Norwegian regional reform will create larger counties suited for broader responsibilities. For energy, stronger regional plans will be more appropriate than a transfer of tasks from states and municipalities to the county level.
Norwegian regional reform will reduce the number of counties in Norway from 19 to 11. As bigger units, the counties can take on broader responsibilities and more tasks. An expert task force, set to deliver its recommendations in the beginning of 2018, is currently assessing appropriate tasks and responsibilities for the new counties. The current counties submitted their opinions to the expert committee last summer.
On behalf of Kraftfylka, THEMA has made an assessment of possible energy-related tasks that could be considered for transfer from states and municipalities to the new counties.
Possible tasks that could be transferred have been identified from the counties’ written input to the task force and through interviews with representatives from the counties and County Governors (state representatives at county level). The main suggestions identified and discussed in the project include:
- Should tasks within environmental protection be transferred from the County Governor to the counties?
- Should the licensing authority for small hydropower plants (1-10 MW) be transferred from the Norwegian Water Resources and Energy Directorate (NVE) to the counties?
- The counties prepare regional plans as part of the basis for regional decision-making, for example for the licensing of power plants. Could the influence of the counties be ensured by giving regional plans a more significant role in such processes?
We argue that more committed and formal cooperation between the County Governor and the county is more appropriate than a transfer of responsibility. The role of the County Governor requires knowledge and competence within the energy field. Also, a cooperative relationship will not imply a duplication of effort as the county and County Governor have different perspectives.
A transfer of the licensing authority for small hydropower plants to the counties without a transfer of the necessary competence is unlikely to represent a real transfer of authority.
A more appropriate approach would therefore be to involve regional plans in decisions affecting the utilization of local energy resources to a greater extent, thereby ensuring the counties’ regional influence.
Both municipalities and state representatives are obliged to participate in the design of regional plans. Whether regional plans could be strengthened through the increased participation of municipal and state representatives in designing the regional plans should be considered.
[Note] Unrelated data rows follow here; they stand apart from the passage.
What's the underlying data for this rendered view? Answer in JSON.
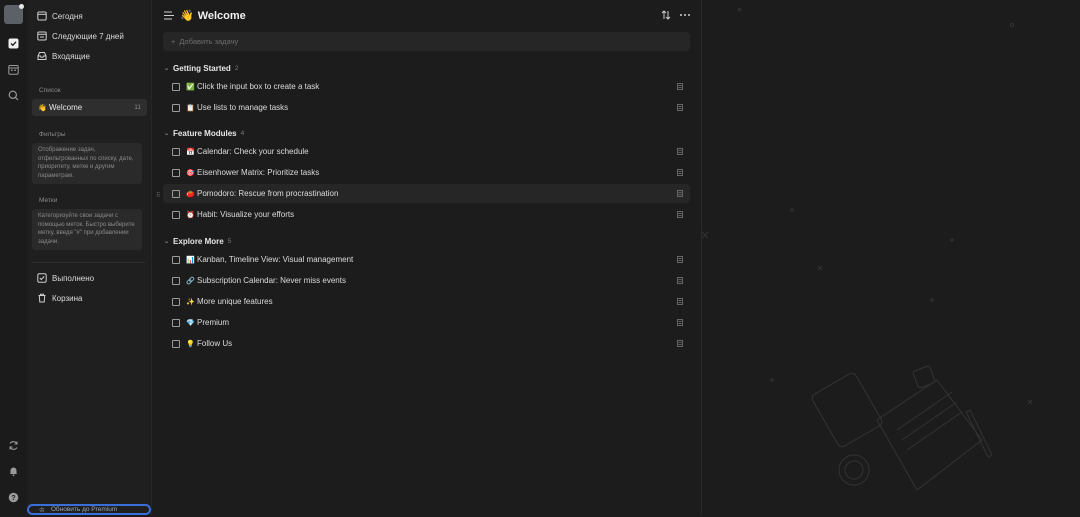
{
  "sidebar": {
    "nav": [
      "Сегодня",
      "Следующие 7 дней",
      "Входящие"
    ],
    "list_section": "Список",
    "lists": [
      {
        "emoji": "👋",
        "name": "Welcome",
        "count": "11"
      }
    ],
    "filters_title": "Фильтры",
    "filters_hint": "Отображение задач, отфильтрованных по списку, дате, приоритету, метке и другим параметрам.",
    "tags_title": "Метки",
    "tags_hint": "Категоризуйте свои задачи с помощью меток. Быстро выберите метку, введя \"#\" при добавлении задачи.",
    "done": "Выполнено",
    "trash": "Корзина",
    "upgrade": "Обновить до Premium"
  },
  "main": {
    "title_emoji": "👋",
    "title": "Welcome",
    "add_placeholder": "Добавить задачу",
    "groups": [
      {
        "name": "Getting Started",
        "count": "2",
        "tasks": [
          {
            "emoji": "✅",
            "name": "Click the input box to create a task"
          },
          {
            "emoji": "📋",
            "name": "Use lists to manage tasks"
          }
        ]
      },
      {
        "name": "Feature Modules",
        "count": "4",
        "tasks": [
          {
            "emoji": "📅",
            "name": "Calendar: Check your schedule"
          },
          {
            "emoji": "🎯",
            "name": "Eisenhower Matrix: Prioritize tasks"
          },
          {
            "emoji": "🍅",
            "name": "Pomodoro: Rescue from procrastination"
          },
          {
            "emoji": "⏰",
            "name": "Habit: Visualize your efforts"
          }
        ]
      },
      {
        "name": "Explore More",
        "count": "5",
        "tasks": [
          {
            "emoji": "📊",
            "name": "Kanban, Timeline View: Visual management"
          },
          {
            "emoji": "🔗",
            "name": "Subscription Calendar: Never miss events"
          },
          {
            "emoji": "✨",
            "name": "More unique features"
          },
          {
            "emoji": "💎",
            "name": "Premium"
          },
          {
            "emoji": "💡",
            "name": "Follow Us"
          }
        ]
      }
    ]
  },
  "colors": {
    "accent": "#3a6ed8",
    "bg": "#1c1c1c",
    "sidebar": "#1f1f1f",
    "selected": "#2e2e2e"
  }
}
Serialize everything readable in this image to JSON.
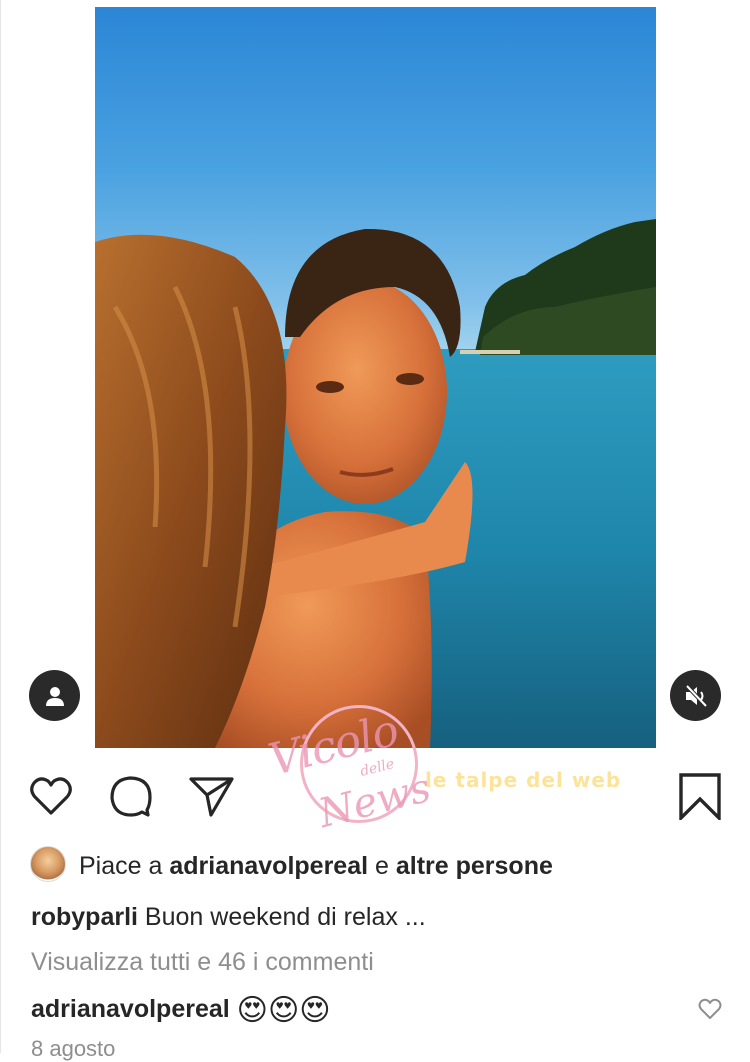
{
  "post": {
    "likes": {
      "prefix": "Piace a ",
      "user": "adrianavolpereal",
      "conj": " e ",
      "others": "altre persone"
    },
    "caption": {
      "user": "robyparli",
      "text": " Buon weekend di relax ..."
    },
    "view_all_comments": "Visualizza tutti e 46 i commenti",
    "top_comment": {
      "user": "adrianavolpereal",
      "text": "😍😍😍"
    },
    "date": "8 agosto"
  },
  "watermarks": {
    "logo_title": "Vicolo",
    "logo_sub": "delle",
    "logo_word": "News",
    "secondary": "le talpe del web"
  },
  "icons": {
    "tag": "person-icon",
    "mute": "speaker-muted-icon",
    "like": "heart-icon",
    "comment": "comment-bubble-icon",
    "share": "paper-plane-icon",
    "save": "bookmark-icon"
  },
  "colors": {
    "text": "#262626",
    "secondary_text": "#8e8e8e",
    "overlay_button": "#2a2a2a",
    "watermark_pink": "#ea96b4"
  }
}
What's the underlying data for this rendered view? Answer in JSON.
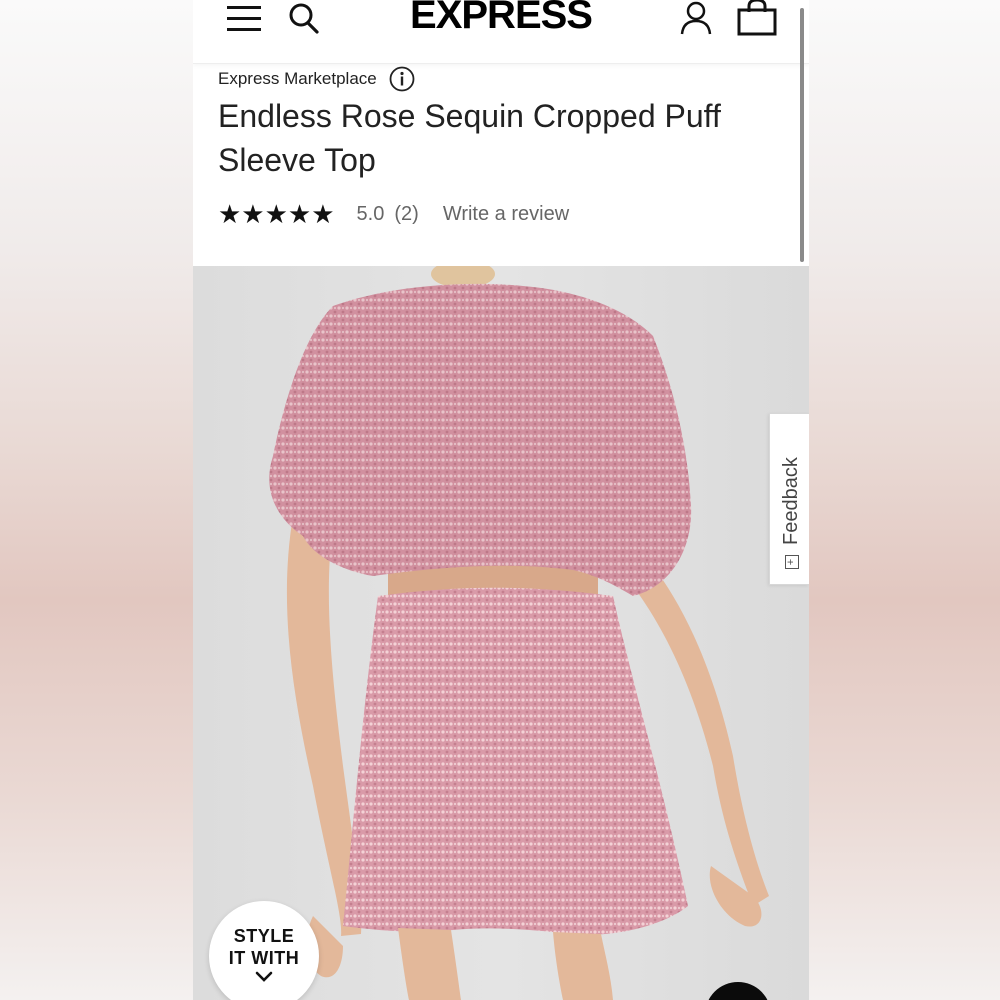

Download the report here (in Norwegian):
THEMA Rapport 2017-28 >> Regional energiplanlegging